[Web page and app entries]
Start of Block
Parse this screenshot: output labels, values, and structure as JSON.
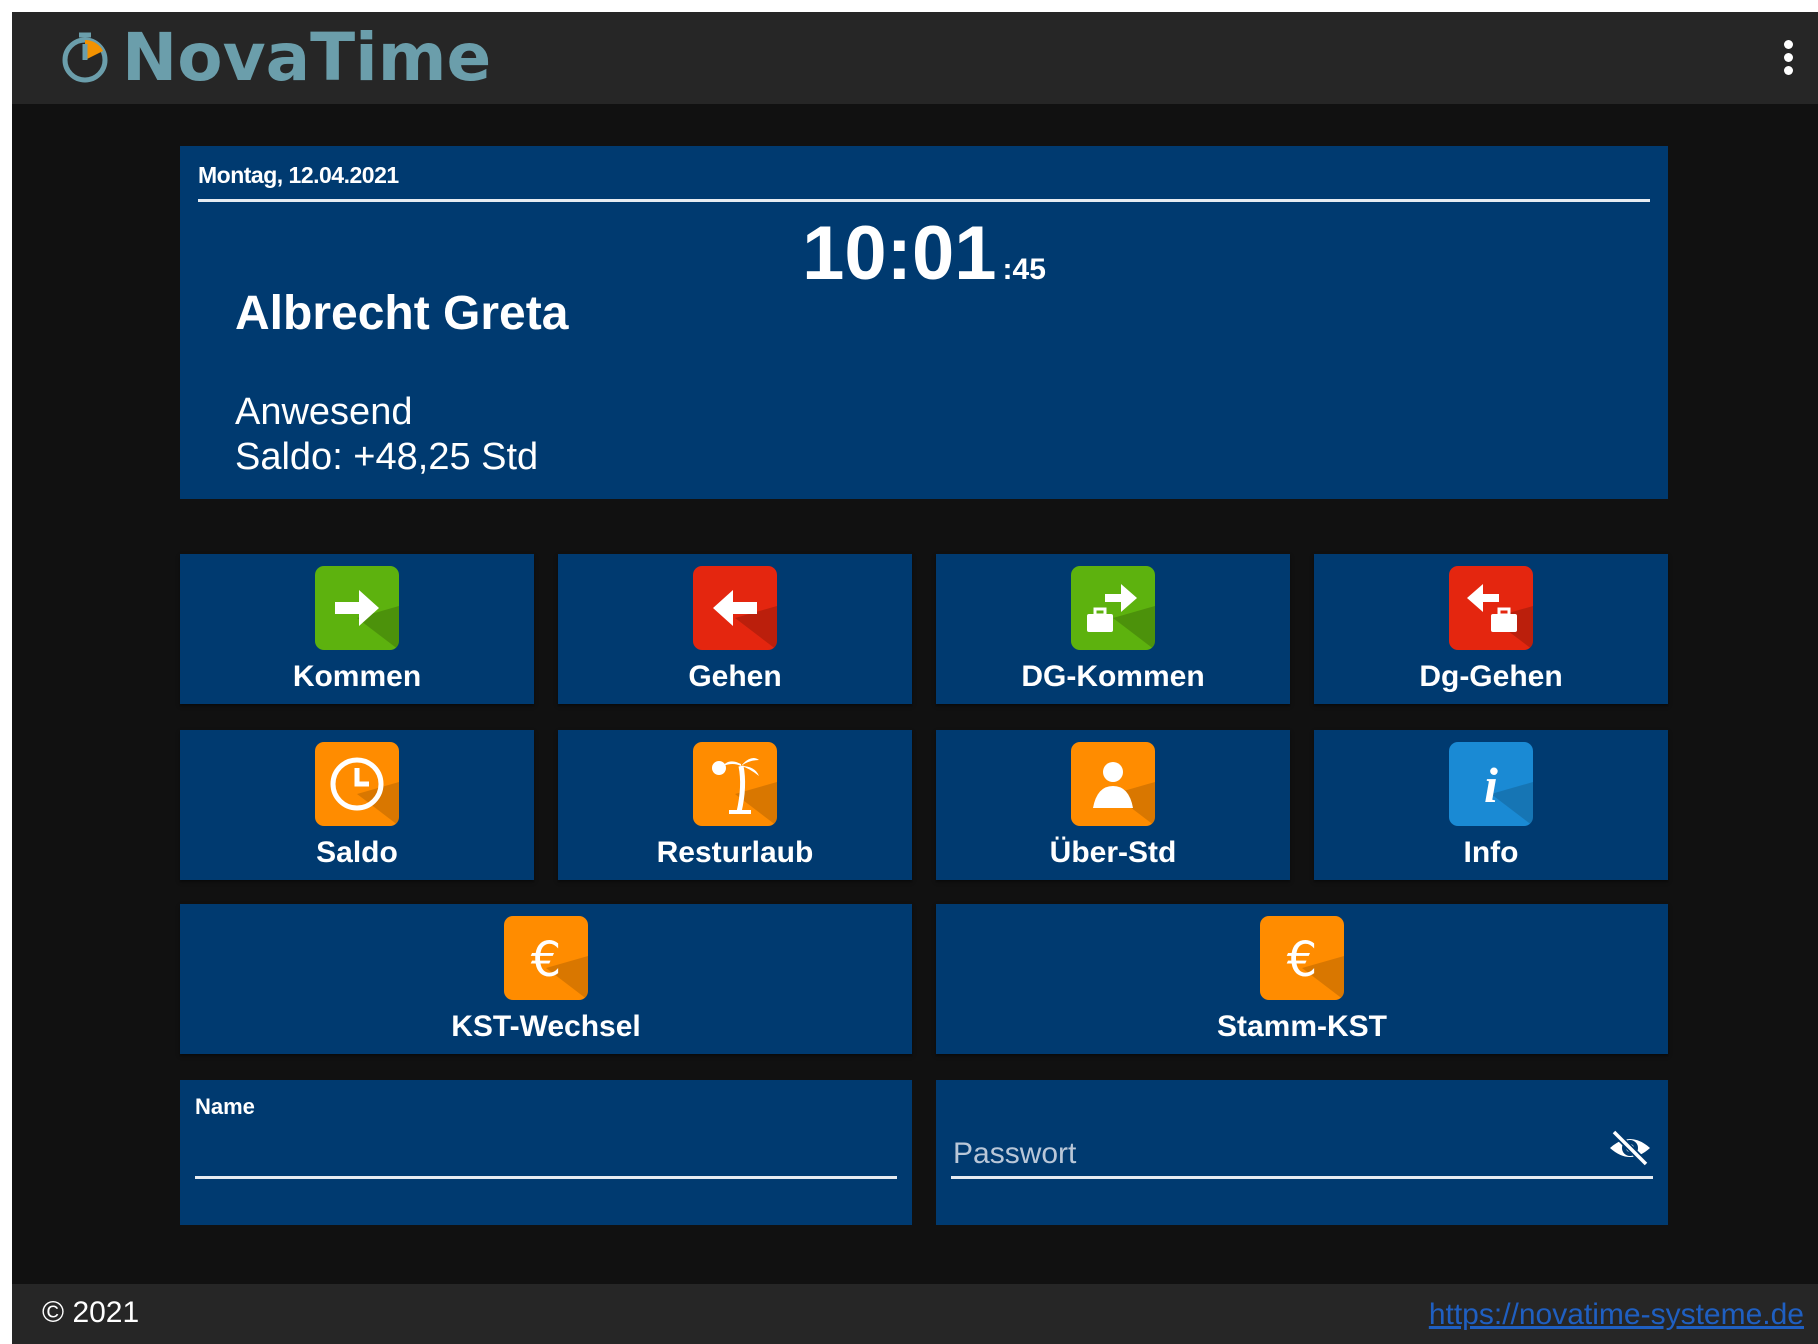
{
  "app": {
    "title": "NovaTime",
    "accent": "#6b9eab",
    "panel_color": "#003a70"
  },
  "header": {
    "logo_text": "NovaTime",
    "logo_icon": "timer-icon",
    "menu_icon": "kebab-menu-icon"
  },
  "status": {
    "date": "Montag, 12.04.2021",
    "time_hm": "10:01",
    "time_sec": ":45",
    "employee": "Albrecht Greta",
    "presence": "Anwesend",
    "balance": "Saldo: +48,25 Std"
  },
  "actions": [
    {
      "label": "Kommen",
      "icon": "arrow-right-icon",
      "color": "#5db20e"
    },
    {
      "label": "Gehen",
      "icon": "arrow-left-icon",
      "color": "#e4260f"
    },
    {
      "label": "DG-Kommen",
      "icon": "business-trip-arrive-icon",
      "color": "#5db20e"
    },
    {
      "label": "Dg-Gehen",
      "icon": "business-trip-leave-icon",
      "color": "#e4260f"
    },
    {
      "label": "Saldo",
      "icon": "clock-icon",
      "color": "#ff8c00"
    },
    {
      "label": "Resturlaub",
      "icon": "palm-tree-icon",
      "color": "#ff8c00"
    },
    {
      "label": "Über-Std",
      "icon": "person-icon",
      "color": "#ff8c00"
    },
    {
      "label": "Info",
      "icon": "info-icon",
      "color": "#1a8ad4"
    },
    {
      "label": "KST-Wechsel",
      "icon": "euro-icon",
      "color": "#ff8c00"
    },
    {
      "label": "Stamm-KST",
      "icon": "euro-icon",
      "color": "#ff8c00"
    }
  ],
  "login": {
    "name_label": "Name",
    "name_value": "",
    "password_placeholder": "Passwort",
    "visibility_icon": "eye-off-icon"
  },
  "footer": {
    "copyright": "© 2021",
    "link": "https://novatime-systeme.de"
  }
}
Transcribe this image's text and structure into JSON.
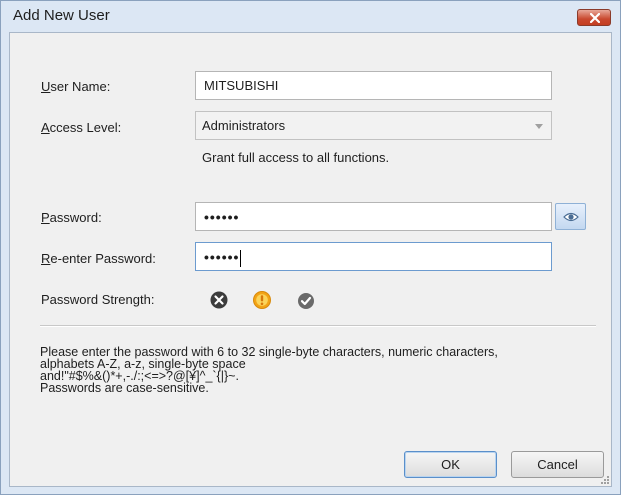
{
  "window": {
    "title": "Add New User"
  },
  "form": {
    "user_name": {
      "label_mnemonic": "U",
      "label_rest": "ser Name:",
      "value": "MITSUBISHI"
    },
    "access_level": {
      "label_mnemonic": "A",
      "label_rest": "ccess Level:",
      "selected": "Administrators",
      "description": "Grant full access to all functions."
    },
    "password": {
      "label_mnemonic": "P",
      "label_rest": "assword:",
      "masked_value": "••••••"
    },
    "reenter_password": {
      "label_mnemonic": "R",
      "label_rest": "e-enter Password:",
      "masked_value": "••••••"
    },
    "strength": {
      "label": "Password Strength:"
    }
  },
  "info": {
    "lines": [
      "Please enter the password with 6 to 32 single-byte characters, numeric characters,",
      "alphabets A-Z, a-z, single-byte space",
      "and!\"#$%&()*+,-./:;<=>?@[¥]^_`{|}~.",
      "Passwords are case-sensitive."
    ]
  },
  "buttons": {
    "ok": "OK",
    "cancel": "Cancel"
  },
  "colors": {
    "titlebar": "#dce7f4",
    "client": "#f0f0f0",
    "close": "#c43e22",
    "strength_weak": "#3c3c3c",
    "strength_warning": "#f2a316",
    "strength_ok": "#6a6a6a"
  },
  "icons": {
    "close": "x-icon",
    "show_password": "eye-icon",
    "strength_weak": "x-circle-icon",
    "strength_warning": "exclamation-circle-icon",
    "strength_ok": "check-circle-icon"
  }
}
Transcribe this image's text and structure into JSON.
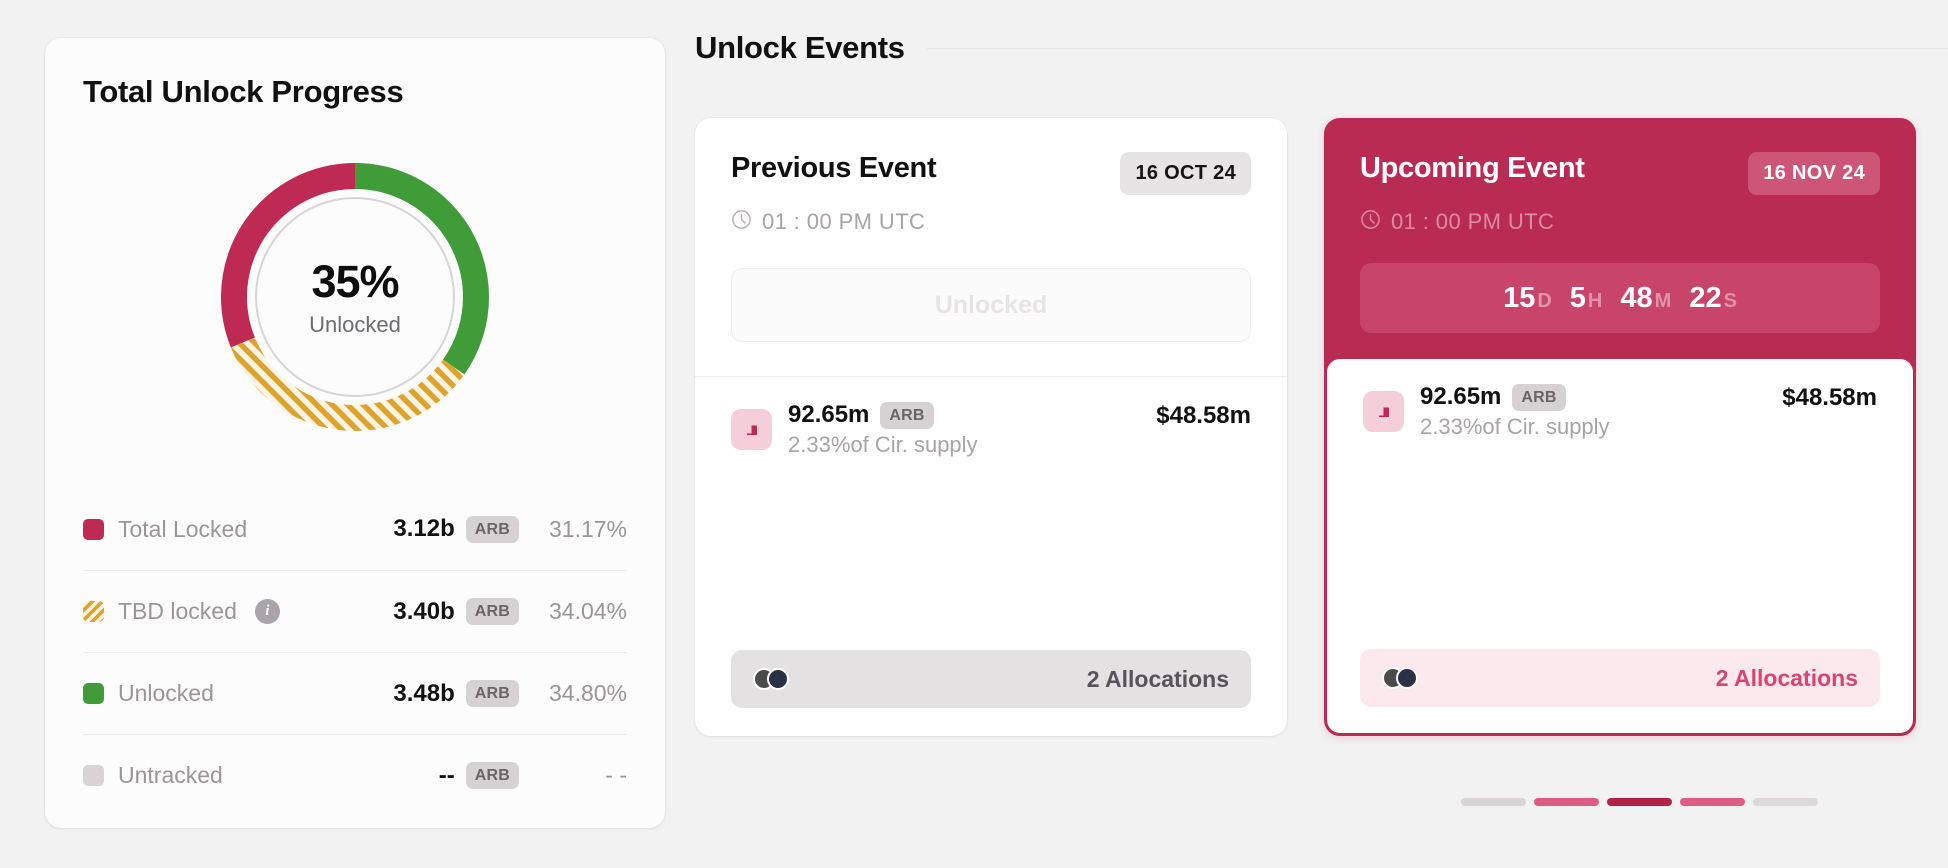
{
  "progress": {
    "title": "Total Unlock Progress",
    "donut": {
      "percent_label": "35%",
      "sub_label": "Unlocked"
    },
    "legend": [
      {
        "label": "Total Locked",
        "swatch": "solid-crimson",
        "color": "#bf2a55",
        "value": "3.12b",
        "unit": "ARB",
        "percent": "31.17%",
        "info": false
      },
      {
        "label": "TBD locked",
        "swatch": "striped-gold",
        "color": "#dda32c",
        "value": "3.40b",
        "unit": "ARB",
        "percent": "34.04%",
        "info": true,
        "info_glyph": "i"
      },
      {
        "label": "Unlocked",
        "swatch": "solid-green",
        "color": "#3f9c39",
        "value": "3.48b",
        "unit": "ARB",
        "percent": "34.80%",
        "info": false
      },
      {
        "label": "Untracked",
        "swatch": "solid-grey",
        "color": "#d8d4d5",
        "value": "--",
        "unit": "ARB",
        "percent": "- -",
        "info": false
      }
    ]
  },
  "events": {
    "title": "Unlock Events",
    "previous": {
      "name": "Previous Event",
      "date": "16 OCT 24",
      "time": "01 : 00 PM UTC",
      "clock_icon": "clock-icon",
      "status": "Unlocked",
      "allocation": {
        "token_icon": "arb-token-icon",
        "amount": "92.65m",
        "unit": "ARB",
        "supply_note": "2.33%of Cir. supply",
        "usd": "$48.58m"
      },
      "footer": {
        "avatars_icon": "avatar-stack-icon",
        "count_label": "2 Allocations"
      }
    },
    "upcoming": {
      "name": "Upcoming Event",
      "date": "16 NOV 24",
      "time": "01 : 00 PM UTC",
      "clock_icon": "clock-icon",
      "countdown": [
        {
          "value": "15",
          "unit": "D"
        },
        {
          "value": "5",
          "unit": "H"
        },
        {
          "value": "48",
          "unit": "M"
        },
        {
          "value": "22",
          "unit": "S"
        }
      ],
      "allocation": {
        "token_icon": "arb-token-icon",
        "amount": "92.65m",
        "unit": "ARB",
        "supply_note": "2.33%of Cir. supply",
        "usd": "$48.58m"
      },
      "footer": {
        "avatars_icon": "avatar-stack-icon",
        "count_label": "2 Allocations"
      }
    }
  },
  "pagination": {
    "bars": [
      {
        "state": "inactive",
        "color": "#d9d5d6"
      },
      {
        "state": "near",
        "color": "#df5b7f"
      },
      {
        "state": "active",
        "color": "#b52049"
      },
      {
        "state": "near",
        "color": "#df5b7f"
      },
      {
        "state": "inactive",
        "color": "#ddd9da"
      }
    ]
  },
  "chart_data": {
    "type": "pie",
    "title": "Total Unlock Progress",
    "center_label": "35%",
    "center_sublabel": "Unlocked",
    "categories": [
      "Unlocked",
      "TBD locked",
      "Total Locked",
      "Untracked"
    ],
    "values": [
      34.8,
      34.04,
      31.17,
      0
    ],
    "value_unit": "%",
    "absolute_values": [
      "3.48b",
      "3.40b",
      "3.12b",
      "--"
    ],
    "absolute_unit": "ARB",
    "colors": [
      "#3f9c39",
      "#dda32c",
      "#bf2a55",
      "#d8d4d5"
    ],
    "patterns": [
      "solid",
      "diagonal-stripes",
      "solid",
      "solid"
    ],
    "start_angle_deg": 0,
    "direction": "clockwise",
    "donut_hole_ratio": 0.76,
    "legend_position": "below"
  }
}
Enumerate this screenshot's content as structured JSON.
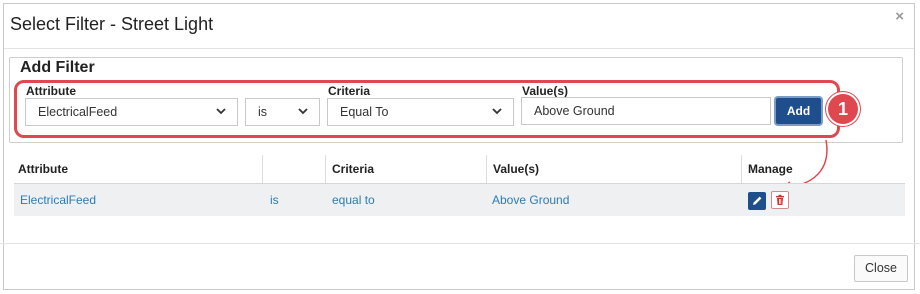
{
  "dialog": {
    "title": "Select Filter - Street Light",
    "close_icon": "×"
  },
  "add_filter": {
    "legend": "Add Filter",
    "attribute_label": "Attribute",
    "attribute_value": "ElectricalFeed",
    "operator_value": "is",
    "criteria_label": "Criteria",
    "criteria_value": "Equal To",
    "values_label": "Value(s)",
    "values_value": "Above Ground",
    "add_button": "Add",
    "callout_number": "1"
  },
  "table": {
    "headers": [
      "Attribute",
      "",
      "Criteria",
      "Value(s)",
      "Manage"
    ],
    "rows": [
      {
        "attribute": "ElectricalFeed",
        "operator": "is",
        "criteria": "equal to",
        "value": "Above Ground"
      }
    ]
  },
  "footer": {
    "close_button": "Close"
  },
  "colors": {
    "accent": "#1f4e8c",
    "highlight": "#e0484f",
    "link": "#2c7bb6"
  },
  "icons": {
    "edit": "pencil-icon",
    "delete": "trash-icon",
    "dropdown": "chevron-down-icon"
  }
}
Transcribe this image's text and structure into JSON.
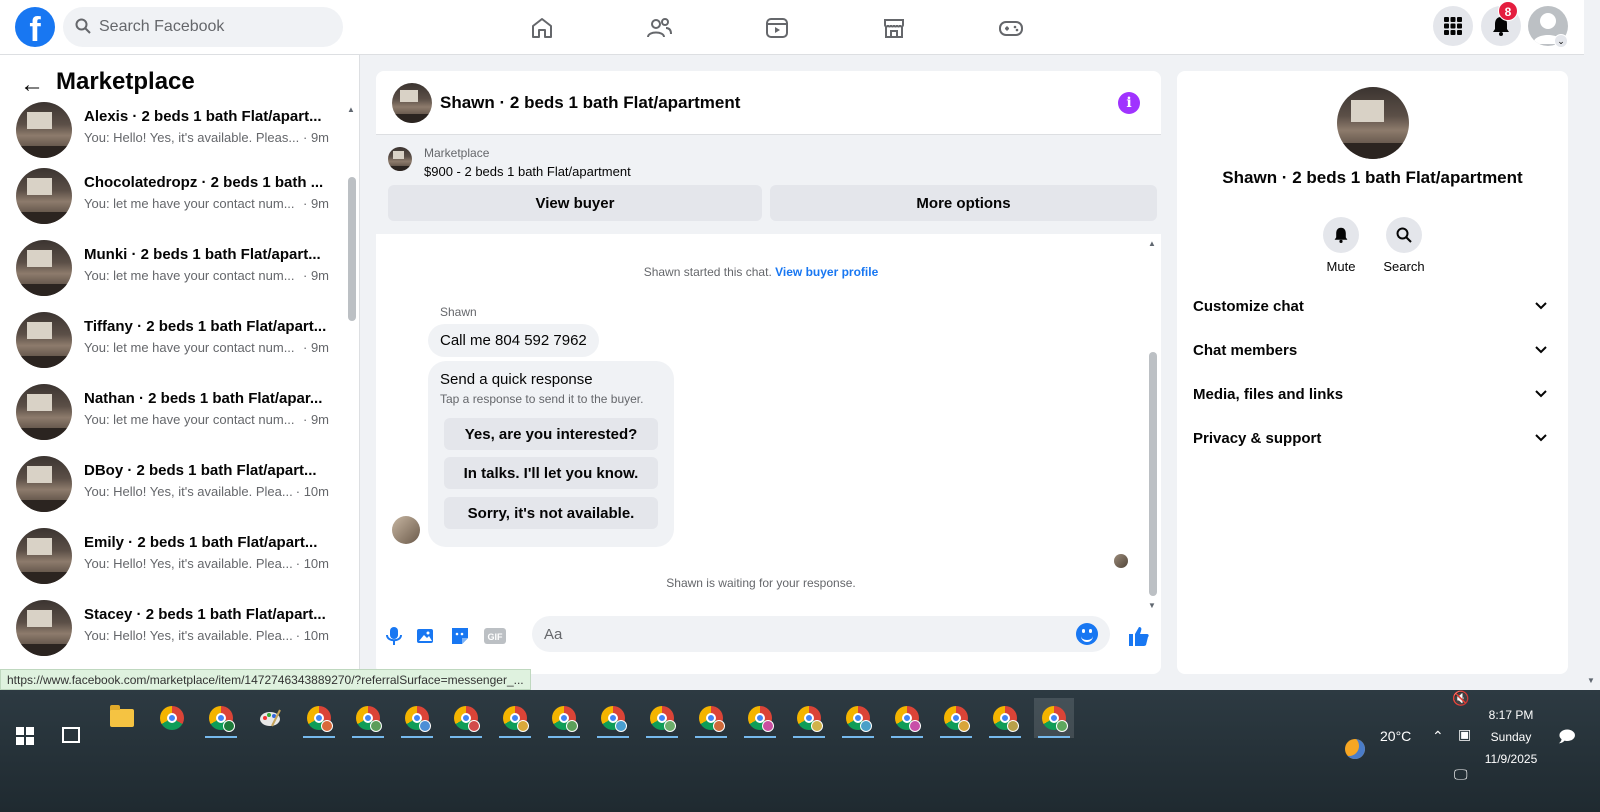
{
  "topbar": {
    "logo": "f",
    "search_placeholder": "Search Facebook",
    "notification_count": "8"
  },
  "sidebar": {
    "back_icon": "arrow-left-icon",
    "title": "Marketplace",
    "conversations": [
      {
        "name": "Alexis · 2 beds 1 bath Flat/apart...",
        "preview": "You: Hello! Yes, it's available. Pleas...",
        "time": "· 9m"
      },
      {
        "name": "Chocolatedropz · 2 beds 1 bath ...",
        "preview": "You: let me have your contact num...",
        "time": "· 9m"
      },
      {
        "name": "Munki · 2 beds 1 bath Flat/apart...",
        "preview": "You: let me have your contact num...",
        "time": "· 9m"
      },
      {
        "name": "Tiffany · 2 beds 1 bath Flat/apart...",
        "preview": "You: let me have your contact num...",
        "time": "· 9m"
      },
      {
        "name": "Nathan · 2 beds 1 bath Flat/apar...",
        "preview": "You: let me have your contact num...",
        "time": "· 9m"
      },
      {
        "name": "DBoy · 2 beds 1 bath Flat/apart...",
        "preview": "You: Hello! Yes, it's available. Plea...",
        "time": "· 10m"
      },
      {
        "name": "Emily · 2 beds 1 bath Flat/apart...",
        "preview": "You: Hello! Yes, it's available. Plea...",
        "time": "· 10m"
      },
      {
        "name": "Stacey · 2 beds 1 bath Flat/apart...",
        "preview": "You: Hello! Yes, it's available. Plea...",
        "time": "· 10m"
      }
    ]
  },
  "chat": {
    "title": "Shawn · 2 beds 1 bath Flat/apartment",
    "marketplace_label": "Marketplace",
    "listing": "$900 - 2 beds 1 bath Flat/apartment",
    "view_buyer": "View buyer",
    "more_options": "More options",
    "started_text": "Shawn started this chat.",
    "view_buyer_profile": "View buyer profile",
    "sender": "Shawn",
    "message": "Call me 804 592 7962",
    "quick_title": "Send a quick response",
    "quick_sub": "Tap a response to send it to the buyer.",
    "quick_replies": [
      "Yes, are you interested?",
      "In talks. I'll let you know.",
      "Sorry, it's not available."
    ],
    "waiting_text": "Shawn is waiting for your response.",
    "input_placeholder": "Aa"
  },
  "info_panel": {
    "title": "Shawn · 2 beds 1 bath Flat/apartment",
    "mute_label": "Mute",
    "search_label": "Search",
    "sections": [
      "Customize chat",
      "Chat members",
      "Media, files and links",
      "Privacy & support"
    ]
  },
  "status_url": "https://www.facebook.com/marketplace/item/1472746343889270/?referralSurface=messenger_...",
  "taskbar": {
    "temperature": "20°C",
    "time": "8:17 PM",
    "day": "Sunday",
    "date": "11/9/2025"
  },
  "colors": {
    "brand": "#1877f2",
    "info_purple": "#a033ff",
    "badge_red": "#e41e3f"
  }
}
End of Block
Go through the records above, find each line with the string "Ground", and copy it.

== FINISHED EXERCISE ==
    "values_value": "Above Ground",
        "value": "Above Ground"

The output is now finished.